Task inputs:
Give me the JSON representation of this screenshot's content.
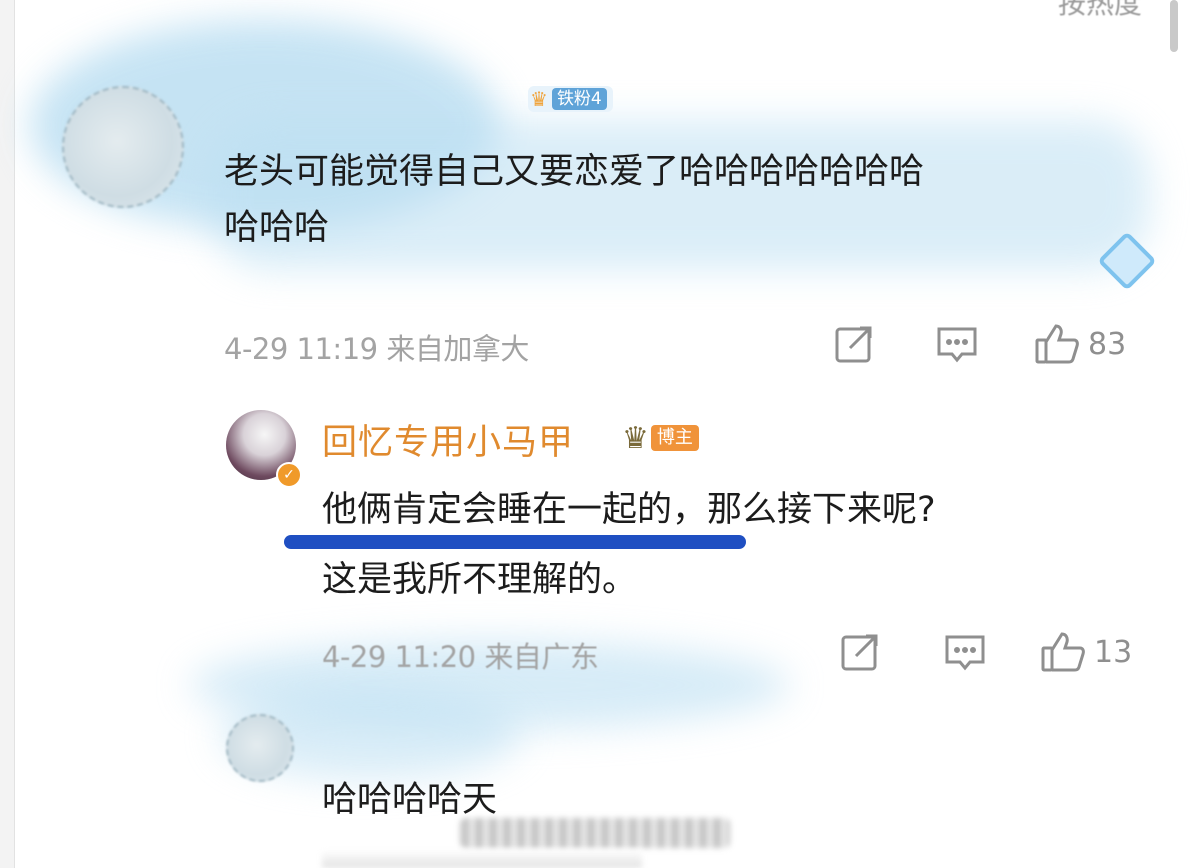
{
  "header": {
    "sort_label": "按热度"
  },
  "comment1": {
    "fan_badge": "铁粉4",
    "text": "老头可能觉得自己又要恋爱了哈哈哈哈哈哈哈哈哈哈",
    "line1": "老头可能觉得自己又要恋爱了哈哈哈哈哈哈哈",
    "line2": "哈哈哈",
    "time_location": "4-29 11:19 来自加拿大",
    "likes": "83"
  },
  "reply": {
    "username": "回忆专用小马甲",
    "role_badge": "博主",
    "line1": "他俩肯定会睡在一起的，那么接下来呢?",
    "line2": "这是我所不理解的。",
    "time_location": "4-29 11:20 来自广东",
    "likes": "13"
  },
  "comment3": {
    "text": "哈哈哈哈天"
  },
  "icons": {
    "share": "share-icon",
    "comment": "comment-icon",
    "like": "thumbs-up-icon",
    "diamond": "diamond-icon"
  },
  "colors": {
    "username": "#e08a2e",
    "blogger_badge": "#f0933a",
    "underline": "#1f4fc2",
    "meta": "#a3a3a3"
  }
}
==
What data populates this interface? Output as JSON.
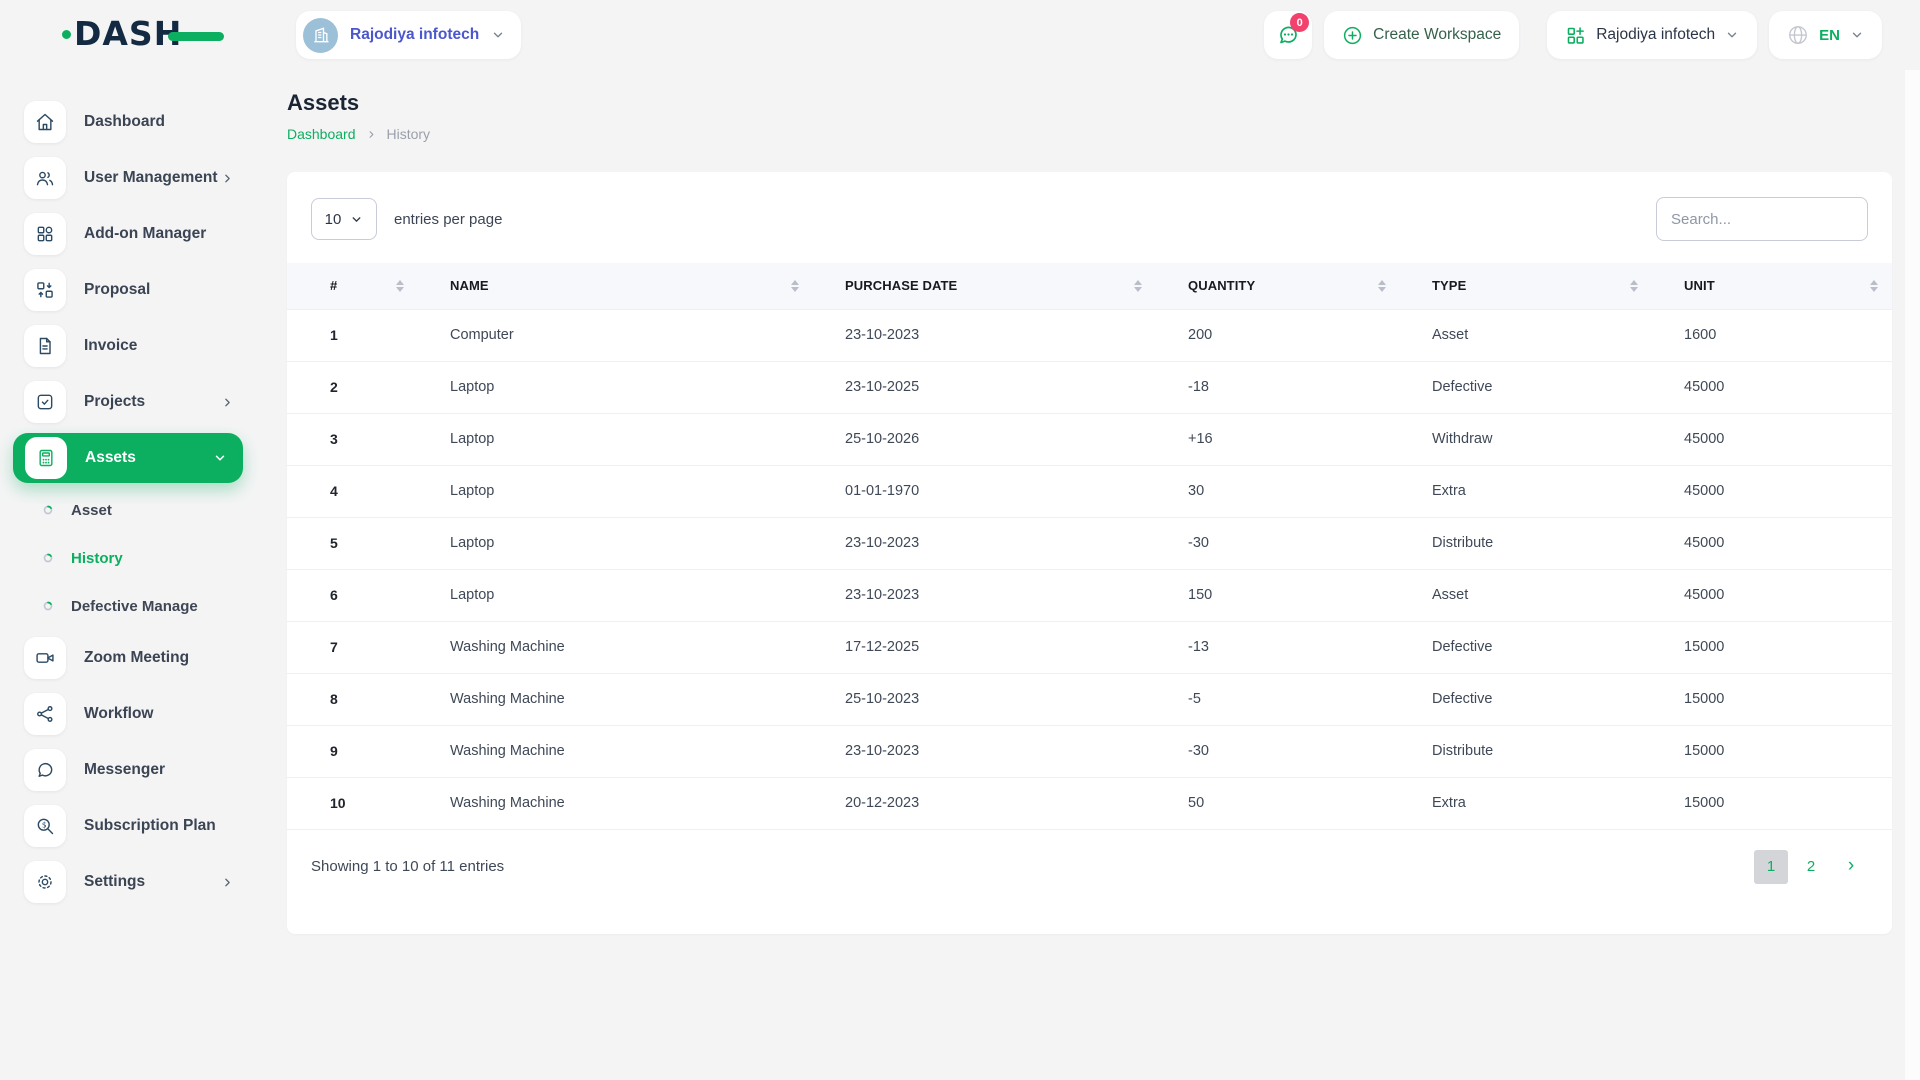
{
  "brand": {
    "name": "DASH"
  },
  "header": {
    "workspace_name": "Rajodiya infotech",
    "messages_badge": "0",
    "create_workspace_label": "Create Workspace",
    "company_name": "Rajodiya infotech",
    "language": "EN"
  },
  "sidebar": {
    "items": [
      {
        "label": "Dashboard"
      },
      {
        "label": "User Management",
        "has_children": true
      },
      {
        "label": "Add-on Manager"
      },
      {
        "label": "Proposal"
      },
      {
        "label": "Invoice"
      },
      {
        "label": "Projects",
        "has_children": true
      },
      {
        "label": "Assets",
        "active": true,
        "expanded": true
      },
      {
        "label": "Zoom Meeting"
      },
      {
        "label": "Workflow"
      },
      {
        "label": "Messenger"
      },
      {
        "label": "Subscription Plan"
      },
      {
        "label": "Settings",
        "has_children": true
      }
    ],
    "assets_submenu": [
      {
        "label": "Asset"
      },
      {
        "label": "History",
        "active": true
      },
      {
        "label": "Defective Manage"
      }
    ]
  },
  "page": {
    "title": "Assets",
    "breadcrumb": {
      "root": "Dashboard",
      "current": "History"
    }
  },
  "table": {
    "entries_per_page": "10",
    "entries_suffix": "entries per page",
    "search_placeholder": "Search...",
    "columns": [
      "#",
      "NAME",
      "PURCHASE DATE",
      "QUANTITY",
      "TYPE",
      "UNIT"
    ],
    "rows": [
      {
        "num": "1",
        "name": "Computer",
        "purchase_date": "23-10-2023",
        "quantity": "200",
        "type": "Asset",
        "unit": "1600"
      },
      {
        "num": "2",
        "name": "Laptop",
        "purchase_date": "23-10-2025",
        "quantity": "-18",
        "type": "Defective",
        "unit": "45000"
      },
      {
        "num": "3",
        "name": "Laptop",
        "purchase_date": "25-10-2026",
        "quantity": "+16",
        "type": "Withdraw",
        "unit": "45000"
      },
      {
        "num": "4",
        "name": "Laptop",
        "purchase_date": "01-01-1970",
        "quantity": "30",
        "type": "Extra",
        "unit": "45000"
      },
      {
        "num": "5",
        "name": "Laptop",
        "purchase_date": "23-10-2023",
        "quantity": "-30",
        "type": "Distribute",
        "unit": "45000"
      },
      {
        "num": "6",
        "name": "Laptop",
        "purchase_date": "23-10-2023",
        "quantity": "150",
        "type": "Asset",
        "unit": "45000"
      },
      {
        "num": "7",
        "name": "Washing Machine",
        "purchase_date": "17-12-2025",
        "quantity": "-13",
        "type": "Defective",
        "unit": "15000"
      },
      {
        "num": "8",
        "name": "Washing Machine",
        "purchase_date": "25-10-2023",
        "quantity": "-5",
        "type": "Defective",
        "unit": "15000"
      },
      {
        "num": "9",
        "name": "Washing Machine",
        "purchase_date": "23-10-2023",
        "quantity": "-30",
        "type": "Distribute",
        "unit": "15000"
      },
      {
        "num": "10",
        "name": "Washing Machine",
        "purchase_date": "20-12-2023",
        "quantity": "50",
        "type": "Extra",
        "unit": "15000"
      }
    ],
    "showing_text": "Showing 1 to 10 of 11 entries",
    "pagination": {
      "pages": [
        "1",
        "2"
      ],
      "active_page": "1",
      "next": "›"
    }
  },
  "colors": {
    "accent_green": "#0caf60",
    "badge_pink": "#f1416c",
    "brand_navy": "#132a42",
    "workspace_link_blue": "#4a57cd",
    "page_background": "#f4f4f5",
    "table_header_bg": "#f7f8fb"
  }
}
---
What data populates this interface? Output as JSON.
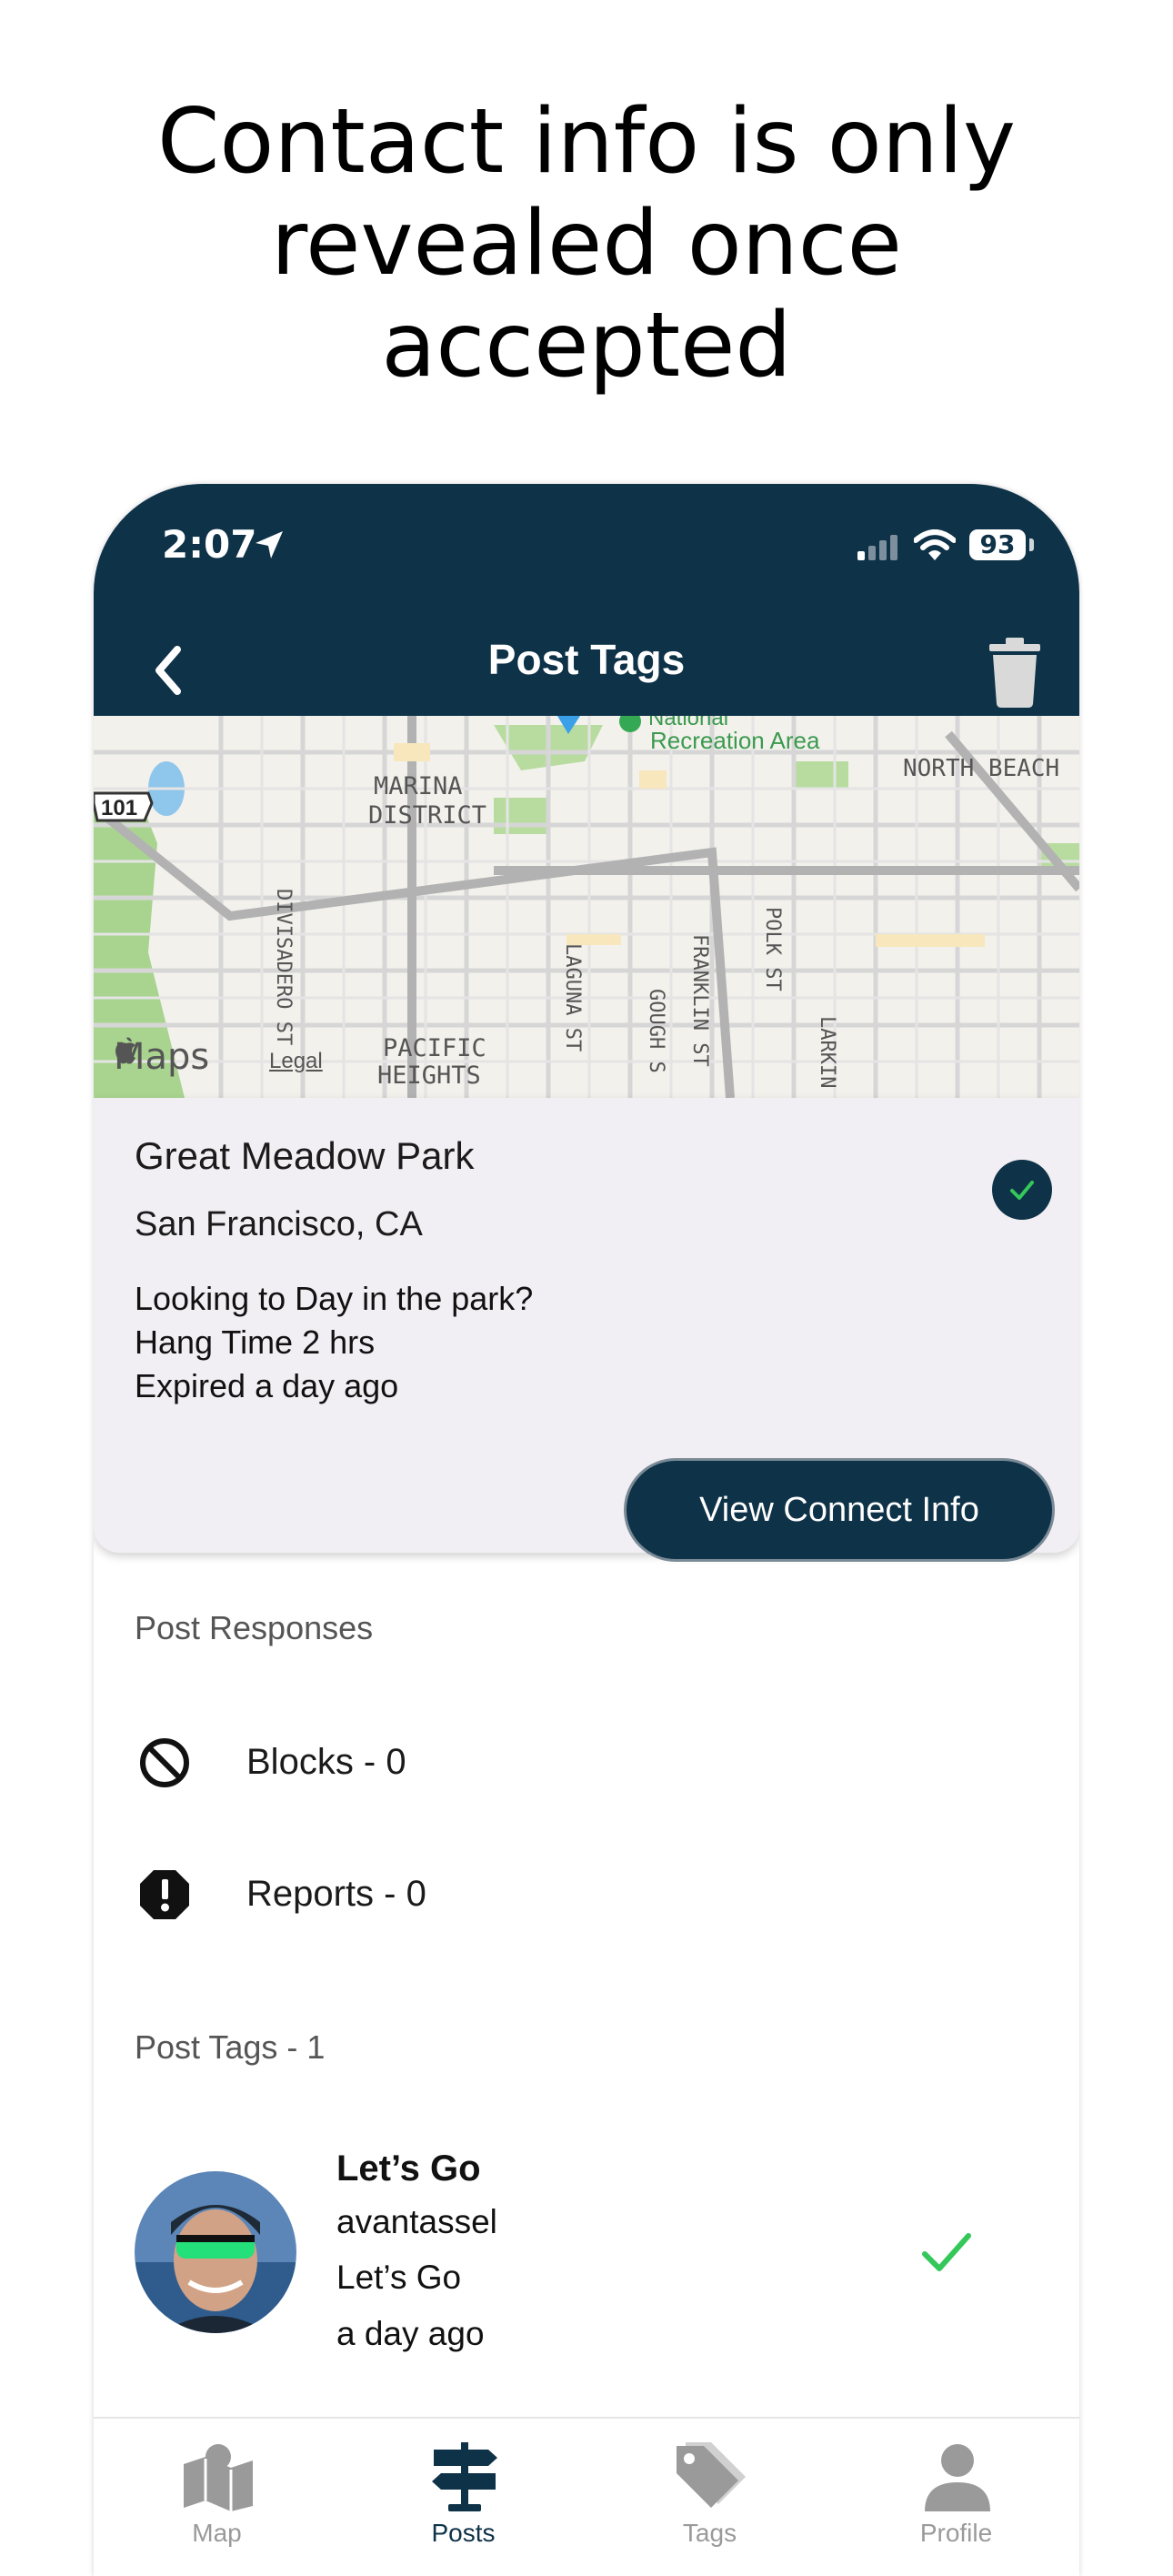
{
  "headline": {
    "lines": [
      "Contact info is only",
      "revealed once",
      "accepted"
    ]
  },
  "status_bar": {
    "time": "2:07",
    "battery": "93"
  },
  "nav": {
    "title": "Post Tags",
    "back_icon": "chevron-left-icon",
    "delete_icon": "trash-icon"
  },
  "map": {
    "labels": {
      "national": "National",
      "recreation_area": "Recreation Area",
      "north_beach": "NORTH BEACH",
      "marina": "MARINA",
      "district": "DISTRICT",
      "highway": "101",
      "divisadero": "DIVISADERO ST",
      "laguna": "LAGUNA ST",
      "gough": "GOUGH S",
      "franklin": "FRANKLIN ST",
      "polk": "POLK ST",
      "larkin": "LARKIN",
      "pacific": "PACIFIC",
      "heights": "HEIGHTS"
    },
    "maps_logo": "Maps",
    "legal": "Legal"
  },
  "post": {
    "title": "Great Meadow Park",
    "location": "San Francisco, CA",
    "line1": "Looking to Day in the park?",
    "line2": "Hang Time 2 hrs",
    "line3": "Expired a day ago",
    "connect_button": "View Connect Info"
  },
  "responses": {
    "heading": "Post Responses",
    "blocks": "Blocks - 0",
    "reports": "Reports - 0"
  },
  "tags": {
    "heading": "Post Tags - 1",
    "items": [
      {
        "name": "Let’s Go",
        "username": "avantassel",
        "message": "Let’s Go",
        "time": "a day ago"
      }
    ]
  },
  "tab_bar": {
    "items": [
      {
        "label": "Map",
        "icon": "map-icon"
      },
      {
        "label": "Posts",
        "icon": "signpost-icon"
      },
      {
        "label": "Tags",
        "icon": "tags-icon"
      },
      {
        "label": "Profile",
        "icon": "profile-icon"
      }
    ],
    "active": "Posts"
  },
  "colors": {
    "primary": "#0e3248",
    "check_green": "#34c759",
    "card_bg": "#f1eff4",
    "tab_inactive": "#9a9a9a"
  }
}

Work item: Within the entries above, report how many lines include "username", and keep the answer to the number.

Output of the exercise: 3